AIM OF THE EXERCISE:
Write out every line below that includes the word "JSON".

INFORMATION PROVIDED:
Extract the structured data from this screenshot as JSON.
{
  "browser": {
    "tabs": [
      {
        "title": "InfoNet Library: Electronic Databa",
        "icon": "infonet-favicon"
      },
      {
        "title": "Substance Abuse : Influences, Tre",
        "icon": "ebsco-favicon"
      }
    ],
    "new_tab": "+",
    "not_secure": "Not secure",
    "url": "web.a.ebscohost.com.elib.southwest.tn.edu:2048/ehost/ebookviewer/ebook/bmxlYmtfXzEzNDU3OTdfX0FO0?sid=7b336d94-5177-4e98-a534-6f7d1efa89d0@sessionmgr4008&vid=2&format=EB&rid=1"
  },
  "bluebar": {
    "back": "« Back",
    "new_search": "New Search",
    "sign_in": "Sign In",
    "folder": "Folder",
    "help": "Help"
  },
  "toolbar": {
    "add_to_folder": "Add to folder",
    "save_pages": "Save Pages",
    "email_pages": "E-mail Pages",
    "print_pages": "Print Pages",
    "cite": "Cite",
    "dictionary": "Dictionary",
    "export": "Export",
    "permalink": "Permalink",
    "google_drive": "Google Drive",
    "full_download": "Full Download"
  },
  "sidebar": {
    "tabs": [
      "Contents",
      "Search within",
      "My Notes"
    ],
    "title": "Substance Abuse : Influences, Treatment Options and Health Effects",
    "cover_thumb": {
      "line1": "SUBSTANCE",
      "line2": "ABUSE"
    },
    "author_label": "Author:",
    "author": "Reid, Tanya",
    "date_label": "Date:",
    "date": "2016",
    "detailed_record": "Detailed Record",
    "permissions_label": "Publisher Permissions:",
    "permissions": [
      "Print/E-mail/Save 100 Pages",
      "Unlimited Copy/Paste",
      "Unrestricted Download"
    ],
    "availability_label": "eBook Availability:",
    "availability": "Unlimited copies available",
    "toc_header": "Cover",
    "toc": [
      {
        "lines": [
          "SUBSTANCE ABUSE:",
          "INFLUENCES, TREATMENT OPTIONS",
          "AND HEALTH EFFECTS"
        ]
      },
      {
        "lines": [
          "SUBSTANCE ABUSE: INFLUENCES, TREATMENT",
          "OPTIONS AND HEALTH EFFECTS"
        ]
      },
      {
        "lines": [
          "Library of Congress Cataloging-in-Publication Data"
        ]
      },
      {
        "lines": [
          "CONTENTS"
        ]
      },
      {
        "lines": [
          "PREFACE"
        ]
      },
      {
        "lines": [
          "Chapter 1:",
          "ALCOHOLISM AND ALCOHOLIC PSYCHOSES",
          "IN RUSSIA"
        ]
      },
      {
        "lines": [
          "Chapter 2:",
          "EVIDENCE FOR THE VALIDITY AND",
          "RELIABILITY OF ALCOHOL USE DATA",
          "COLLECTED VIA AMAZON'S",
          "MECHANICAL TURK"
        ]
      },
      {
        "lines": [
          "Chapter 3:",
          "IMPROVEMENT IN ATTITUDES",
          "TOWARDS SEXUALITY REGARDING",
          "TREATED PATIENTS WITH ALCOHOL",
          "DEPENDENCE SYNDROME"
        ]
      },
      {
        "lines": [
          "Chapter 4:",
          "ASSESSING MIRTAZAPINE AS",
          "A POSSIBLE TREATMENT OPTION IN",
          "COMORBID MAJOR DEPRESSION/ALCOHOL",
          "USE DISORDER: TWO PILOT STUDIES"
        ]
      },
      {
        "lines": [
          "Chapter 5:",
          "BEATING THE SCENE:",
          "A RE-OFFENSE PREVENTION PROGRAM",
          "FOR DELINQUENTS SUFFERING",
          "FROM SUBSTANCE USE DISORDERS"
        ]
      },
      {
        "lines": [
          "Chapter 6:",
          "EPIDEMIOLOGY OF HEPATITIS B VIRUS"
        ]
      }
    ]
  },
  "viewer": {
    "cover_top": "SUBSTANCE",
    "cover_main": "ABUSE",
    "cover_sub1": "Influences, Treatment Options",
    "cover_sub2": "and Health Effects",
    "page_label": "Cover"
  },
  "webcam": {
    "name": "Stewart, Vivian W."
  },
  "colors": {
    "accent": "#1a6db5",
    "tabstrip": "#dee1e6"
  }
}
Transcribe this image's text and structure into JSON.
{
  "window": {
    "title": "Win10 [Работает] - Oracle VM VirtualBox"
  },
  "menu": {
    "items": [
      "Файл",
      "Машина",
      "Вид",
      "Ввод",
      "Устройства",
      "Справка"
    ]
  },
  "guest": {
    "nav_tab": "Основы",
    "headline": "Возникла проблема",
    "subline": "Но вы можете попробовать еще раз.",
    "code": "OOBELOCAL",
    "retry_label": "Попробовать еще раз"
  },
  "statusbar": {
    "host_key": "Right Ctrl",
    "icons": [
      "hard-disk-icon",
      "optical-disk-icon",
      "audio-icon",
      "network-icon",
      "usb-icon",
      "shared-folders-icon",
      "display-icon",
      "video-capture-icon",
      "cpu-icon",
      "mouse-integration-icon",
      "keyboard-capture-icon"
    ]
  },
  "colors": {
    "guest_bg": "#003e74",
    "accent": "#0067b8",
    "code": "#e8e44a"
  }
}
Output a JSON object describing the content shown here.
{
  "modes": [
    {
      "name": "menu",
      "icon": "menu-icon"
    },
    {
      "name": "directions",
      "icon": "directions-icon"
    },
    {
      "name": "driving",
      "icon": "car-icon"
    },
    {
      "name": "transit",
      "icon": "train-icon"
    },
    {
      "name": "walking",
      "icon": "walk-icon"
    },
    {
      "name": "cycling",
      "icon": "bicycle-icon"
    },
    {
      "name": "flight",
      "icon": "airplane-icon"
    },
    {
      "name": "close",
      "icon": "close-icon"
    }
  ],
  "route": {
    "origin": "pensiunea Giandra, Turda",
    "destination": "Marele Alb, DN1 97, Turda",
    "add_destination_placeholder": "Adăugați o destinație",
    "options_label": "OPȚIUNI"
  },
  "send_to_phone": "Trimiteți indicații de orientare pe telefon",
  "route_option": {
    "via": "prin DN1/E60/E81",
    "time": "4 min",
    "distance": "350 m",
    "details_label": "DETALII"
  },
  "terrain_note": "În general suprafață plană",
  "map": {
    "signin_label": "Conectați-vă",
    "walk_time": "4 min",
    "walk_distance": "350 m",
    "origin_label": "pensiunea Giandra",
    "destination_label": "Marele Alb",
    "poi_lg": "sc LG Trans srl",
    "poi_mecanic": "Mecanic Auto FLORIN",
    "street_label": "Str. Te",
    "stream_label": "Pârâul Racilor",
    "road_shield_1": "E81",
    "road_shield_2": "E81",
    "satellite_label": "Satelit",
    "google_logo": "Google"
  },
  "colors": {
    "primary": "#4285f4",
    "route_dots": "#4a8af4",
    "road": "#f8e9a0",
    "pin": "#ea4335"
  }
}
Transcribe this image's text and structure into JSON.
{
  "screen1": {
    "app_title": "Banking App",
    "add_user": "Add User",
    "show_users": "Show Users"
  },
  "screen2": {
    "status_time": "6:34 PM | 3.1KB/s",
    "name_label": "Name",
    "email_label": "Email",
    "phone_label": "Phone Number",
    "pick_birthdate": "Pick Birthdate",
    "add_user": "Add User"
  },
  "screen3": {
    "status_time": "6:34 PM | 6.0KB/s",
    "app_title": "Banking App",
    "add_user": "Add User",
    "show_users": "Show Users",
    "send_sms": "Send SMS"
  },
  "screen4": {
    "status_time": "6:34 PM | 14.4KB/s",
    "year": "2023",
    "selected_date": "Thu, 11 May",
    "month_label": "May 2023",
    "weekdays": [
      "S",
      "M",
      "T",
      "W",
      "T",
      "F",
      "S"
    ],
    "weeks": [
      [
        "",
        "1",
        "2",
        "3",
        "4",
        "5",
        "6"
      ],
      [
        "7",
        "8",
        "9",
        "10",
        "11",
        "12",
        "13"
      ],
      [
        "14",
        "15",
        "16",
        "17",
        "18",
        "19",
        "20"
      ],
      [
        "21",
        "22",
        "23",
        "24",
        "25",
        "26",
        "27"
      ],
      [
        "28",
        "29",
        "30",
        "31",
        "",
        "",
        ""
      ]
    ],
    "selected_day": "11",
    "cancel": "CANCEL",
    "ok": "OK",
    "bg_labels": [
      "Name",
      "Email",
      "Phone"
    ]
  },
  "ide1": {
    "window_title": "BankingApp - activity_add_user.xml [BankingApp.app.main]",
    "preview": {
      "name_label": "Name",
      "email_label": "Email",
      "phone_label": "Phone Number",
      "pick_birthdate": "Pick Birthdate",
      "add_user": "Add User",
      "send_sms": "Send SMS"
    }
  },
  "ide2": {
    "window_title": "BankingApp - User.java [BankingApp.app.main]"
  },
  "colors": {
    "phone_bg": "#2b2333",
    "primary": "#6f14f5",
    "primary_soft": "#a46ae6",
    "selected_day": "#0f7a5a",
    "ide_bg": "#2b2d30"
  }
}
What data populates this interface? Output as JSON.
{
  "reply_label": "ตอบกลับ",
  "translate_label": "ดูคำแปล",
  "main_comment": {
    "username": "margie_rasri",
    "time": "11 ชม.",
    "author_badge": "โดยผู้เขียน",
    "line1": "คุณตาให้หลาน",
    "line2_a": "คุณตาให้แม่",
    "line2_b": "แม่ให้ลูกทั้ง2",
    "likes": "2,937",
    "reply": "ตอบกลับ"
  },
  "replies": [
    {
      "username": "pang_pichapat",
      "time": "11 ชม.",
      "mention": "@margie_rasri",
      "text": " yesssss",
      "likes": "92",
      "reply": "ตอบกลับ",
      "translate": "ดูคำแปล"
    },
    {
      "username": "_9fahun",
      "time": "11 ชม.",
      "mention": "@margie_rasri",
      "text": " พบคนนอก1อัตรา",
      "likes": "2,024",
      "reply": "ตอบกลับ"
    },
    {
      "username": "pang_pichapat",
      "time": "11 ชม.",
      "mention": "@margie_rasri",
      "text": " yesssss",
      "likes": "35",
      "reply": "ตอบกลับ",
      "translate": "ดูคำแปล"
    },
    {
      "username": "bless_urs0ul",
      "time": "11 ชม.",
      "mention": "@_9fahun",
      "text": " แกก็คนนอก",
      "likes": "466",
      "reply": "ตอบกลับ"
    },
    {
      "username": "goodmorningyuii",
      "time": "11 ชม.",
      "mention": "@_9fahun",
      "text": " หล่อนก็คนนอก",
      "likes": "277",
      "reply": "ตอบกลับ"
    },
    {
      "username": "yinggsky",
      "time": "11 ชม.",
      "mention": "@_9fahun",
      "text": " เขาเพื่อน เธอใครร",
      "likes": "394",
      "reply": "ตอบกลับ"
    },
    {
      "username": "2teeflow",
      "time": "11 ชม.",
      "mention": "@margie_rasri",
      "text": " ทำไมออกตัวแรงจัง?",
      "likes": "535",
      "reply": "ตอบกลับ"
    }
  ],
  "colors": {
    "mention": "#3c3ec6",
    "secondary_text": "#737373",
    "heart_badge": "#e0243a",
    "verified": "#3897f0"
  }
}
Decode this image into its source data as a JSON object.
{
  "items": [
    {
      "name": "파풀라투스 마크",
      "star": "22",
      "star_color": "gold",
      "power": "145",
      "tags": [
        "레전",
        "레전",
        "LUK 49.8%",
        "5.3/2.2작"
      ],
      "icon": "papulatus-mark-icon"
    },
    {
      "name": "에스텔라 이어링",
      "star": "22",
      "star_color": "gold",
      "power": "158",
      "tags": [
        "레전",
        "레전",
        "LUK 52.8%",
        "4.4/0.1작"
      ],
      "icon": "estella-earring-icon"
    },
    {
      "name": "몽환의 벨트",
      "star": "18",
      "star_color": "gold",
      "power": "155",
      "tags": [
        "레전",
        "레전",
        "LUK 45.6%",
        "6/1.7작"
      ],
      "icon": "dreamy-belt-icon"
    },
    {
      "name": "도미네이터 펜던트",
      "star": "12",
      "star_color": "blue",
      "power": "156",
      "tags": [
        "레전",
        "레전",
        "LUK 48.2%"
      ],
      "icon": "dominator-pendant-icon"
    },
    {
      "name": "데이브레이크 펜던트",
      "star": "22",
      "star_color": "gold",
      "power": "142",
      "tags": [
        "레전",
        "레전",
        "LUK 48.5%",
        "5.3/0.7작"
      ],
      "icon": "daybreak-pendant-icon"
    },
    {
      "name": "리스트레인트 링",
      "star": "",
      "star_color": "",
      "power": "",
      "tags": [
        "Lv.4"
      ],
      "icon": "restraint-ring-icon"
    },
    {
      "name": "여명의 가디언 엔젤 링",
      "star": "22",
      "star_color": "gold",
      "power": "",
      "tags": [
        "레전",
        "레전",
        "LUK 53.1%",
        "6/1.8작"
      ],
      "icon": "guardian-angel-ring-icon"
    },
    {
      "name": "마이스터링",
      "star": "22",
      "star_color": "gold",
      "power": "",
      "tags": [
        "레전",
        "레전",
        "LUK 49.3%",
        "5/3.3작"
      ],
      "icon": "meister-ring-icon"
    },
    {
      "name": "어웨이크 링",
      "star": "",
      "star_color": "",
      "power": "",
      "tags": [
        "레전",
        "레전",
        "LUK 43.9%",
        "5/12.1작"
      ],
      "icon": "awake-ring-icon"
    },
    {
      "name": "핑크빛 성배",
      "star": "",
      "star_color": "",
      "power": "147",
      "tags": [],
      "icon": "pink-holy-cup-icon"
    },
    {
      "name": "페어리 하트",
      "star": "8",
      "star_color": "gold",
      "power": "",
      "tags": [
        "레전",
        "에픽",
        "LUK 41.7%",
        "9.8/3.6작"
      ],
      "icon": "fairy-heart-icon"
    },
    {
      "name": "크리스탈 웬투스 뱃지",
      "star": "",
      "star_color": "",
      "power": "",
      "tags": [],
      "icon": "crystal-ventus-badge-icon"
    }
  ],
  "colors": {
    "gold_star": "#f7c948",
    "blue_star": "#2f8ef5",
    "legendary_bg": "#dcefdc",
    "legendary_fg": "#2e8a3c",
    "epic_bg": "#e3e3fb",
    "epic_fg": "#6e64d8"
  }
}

COMPLETED EXERCISE:
Extract the structured data from this screenshot as JSON.
Transcribe this image's text and structure into JSON.
Output a JSON object describing the content shown here.
Transcribe this image's text and structure into JSON.
What data populates this interface? Output as JSON.
Decode this image into its source data as a JSON object.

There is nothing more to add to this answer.